The exhibition installation presentation is twofold: 1. The eight topics are thematized with each alleé; and 2. A “time line” is superimposed for chronological readability. Two grids disrupt each linear presentation in order to display “negative” iconic photographs about the depression and WWII, and cultural ruptures resulting from the late 1960’s. Two other grids define the beginnings and endings of each alleé in order to synthesize each topic photographically. The funnel shaped spaces compress the viewer by representing the compression understood about time itself, and the walls defining these funnel shapes are partially open in order to infer the next theme to be seen. Materials used to define spaces are “process oriented” (galvanized C channels and studs, wire mesh, etc., all in combination with the sounds of the city), since the exhibition itself is a “show in progress” (many of the architects whose architectural production is presented are alive and still evolving). Societally, the exhibition advances our understanding of the city by presenting the pluralism common to our age as seen through the eyes of the antihero, toward the end of conveying the notion of a “machine” which has been inserted into the Art Institute in order to perceive architecture in its hybridized American result as the good, the bad and the ugly, without aesthetic preconception.

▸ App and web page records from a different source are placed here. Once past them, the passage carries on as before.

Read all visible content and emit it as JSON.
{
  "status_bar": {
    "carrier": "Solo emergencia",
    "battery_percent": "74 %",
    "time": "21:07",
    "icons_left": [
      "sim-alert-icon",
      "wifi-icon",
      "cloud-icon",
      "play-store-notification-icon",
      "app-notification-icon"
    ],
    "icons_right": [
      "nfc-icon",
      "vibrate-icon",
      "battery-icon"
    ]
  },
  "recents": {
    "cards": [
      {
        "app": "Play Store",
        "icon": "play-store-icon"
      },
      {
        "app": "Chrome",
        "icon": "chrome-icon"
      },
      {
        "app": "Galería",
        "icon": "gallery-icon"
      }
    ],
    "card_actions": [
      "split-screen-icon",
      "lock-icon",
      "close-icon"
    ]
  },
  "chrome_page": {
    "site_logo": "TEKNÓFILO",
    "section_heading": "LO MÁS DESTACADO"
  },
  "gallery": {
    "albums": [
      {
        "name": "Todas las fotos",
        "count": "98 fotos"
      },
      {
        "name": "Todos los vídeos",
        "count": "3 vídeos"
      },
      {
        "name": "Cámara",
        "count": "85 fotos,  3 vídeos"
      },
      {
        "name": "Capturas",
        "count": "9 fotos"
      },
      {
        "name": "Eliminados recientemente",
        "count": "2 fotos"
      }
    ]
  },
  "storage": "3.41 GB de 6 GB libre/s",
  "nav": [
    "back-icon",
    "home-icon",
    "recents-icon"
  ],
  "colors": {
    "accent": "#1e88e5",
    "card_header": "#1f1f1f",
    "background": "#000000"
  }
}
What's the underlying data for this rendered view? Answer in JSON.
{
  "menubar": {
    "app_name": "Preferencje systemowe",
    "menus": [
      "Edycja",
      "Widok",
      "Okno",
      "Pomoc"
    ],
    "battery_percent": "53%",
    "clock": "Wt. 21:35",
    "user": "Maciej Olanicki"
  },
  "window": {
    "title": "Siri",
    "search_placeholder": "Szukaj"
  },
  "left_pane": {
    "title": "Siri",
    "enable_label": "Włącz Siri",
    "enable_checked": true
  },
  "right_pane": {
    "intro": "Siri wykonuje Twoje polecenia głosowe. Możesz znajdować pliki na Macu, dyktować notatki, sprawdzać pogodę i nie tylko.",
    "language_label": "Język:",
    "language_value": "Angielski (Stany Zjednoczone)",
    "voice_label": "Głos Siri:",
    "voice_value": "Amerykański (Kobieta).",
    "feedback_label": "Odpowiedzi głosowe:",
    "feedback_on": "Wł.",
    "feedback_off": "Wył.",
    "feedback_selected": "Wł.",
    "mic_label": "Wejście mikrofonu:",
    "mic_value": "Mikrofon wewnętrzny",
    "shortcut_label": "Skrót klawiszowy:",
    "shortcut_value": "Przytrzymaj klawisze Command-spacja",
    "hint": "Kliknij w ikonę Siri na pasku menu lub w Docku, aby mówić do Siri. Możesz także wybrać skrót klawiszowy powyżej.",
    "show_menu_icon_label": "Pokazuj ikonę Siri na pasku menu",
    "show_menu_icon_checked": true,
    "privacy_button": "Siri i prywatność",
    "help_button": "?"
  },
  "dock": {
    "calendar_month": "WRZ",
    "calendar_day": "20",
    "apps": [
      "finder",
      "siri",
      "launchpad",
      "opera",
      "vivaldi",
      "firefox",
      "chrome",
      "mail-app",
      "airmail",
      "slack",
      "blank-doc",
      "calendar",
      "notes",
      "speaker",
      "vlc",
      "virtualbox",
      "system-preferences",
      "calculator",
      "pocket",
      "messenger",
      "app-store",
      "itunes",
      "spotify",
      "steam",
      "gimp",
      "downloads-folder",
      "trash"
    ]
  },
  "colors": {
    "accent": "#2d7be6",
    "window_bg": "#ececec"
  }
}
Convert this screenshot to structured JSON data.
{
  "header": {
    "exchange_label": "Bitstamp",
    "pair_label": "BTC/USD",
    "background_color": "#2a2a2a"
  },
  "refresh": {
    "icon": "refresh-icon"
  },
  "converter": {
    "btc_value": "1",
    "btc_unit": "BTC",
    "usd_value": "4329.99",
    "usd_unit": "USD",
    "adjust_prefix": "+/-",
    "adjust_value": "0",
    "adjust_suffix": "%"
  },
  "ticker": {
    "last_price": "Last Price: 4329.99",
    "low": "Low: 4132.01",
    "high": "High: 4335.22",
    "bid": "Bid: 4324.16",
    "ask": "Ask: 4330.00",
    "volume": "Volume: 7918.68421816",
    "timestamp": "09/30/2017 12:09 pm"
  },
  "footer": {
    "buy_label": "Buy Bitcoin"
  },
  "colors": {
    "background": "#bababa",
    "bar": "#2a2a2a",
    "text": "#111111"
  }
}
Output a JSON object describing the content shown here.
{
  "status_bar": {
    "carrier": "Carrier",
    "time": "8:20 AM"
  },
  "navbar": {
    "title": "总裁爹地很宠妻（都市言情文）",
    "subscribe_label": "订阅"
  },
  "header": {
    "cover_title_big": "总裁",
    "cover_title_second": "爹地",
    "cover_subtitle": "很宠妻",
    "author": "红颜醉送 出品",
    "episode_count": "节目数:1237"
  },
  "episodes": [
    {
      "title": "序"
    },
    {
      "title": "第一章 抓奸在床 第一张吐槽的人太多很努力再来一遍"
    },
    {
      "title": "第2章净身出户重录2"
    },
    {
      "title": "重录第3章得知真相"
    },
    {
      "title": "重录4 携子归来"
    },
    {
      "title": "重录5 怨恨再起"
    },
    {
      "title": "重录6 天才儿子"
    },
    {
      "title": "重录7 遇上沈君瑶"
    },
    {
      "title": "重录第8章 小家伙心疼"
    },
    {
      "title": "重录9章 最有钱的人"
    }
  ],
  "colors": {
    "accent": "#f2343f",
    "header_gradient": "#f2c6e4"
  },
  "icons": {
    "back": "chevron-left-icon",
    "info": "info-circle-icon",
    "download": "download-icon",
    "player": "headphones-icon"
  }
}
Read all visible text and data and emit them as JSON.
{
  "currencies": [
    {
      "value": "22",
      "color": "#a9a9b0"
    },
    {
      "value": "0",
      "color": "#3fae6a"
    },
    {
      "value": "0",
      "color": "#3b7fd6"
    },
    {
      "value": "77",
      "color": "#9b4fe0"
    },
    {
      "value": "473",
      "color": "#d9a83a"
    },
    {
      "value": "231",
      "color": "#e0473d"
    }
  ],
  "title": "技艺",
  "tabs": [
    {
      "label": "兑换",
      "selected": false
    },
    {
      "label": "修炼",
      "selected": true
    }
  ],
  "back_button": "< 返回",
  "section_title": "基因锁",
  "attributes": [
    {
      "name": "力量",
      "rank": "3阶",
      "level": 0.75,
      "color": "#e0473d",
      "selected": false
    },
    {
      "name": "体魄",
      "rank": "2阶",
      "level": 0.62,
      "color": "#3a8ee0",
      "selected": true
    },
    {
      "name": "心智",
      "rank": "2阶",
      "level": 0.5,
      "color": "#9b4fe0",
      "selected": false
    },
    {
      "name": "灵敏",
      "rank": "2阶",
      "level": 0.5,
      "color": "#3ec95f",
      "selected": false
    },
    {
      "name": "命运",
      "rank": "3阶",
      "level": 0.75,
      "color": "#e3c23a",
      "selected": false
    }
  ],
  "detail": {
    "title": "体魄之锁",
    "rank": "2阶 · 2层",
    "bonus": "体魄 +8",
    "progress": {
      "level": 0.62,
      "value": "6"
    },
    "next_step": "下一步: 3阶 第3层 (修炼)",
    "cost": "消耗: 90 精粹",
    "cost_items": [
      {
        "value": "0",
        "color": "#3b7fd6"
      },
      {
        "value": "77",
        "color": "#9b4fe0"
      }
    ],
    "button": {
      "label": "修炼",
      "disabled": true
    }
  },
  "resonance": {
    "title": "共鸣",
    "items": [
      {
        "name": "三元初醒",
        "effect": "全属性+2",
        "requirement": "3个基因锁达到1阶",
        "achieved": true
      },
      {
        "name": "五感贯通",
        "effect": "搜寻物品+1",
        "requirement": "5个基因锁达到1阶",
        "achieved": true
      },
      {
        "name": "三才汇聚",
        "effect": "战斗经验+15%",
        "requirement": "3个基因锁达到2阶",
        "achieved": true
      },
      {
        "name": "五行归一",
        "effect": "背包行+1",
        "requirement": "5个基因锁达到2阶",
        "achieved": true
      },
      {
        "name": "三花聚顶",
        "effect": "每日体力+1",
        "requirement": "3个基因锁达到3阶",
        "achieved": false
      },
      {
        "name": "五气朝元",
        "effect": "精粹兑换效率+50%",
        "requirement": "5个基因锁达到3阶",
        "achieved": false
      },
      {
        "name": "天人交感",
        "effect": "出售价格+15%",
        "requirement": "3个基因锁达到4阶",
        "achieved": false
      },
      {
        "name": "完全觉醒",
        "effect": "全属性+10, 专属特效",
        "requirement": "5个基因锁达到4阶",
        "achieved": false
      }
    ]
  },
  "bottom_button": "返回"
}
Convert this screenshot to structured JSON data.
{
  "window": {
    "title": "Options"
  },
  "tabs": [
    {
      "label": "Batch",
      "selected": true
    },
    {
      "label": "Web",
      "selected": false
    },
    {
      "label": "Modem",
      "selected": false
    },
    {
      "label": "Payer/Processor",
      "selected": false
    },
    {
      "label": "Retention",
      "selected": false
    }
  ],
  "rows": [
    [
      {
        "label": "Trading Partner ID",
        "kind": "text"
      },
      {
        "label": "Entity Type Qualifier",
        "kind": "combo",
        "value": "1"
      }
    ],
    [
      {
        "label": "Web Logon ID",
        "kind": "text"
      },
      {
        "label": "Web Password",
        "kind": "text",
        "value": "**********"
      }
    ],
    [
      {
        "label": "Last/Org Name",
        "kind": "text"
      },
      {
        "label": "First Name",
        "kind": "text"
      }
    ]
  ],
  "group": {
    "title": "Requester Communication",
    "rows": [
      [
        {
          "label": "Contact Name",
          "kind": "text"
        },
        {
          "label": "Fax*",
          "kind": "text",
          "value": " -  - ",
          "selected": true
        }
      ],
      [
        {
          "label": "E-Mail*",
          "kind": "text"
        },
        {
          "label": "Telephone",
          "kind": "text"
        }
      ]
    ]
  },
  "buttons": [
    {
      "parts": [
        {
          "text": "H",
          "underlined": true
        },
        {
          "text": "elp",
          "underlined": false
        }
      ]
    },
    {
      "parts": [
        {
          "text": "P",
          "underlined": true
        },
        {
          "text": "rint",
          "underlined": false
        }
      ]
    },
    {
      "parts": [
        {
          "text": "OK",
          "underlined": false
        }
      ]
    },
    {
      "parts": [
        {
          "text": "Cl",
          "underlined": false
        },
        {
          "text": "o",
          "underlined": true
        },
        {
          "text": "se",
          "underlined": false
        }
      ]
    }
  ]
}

This exhibition follows the exhibition of Chicago Architecture 1871-1922, also designed by Tigerman McCurry. The exhibit is organized around 8 major themes: Urban Fragments, Transportations, Governments and Institutions, Commerce and Business, Industry, Shopping, Houses and Housing, and Recreation. Tigerman McCurry is responsible for the layout and detailing of the space, and coordination with the curator on exhibit layout. Each of the eight thematic spaces is further developed by eight young Chicago architects, with overall coordination by Tigerman McCurry.